§ **YOUR ASSIGNMENT**
Please go through the records below and return every line holding the word "meta".
(RECORDS PROVIDED Opens)
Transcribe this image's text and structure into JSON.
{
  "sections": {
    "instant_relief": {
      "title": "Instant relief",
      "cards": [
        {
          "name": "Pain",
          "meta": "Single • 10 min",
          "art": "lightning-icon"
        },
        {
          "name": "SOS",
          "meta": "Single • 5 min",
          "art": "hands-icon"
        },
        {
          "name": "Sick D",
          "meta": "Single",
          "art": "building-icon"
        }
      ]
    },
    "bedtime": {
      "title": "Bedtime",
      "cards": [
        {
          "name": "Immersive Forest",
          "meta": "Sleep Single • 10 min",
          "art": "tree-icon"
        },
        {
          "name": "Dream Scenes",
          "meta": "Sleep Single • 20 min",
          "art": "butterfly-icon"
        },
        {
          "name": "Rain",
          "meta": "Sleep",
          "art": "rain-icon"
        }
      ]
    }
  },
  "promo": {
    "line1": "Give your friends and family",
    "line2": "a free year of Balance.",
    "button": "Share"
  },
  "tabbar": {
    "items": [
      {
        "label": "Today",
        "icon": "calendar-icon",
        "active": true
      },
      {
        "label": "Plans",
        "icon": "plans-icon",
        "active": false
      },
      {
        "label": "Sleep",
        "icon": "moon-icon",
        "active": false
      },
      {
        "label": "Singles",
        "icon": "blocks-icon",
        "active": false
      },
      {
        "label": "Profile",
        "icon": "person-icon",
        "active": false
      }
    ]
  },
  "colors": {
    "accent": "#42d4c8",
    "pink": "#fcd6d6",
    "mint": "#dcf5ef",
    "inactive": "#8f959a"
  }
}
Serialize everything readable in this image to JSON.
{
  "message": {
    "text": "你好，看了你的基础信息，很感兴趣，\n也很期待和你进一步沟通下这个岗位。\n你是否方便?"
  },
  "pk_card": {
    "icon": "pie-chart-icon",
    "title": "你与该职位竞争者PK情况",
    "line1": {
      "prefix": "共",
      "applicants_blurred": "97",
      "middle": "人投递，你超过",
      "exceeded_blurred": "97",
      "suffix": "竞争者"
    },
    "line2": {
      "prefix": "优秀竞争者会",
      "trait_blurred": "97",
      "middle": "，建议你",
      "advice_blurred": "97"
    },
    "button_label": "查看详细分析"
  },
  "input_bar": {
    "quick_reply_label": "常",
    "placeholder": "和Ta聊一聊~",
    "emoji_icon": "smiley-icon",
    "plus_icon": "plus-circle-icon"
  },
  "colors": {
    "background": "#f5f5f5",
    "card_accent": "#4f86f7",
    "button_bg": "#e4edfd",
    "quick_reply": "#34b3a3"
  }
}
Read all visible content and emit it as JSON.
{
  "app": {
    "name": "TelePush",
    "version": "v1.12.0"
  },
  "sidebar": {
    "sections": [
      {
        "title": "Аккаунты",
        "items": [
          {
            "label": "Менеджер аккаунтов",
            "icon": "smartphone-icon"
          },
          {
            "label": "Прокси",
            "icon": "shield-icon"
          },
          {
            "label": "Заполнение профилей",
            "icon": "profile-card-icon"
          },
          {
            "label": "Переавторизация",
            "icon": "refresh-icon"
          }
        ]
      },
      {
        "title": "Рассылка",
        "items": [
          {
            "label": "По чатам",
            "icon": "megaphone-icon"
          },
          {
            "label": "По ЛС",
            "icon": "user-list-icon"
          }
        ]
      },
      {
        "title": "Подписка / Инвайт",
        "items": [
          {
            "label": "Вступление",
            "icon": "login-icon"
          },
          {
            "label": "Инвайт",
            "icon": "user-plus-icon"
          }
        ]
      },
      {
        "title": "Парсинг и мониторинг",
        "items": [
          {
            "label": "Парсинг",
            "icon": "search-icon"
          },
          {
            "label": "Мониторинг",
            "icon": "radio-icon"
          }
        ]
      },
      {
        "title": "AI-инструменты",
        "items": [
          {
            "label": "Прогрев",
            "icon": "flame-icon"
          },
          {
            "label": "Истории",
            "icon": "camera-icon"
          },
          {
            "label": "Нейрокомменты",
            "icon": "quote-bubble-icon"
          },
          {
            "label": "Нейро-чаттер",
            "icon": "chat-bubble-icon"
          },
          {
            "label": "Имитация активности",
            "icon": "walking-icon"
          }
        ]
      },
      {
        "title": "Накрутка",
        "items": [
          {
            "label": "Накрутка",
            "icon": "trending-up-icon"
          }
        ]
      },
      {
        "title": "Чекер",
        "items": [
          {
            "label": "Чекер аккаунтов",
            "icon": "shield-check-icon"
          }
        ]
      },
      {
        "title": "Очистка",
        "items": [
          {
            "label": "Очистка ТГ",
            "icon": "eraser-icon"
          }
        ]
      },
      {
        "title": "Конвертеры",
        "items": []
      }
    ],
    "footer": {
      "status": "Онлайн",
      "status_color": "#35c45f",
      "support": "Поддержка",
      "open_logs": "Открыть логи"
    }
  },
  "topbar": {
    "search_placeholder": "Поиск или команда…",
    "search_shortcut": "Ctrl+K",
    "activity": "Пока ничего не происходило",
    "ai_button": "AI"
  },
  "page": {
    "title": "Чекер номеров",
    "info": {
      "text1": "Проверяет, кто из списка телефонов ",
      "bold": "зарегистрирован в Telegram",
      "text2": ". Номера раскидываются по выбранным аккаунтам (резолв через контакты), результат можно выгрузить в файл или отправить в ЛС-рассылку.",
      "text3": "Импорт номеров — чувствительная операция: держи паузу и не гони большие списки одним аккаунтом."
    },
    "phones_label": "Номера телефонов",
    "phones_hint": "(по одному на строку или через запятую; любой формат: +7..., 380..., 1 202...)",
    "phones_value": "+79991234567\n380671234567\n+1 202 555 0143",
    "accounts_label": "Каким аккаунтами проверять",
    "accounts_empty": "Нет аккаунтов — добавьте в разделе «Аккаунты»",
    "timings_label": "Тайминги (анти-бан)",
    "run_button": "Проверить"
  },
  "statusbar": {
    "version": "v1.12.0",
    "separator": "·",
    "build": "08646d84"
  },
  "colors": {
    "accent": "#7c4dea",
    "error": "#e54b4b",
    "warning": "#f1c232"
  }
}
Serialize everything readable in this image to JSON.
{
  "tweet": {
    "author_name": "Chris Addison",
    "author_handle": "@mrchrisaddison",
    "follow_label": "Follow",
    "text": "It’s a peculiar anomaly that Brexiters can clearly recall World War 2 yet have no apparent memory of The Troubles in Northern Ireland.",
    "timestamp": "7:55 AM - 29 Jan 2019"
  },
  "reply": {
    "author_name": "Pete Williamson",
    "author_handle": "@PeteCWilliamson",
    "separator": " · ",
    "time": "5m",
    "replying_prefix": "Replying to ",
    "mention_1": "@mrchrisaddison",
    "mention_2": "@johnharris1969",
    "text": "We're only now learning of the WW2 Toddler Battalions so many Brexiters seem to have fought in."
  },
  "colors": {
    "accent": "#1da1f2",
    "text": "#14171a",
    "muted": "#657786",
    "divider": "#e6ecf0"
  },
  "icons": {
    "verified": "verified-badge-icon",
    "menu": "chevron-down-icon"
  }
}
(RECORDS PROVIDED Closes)
§ **OUTPUT BELOW**
          "meta": "Single • 10 min",
          "meta": "Single • 5 min",
          "meta": "Single",
          "meta": "Sleep Single • 10 min",
          "meta": "Sleep Single • 20 min",
          "meta": "Sleep",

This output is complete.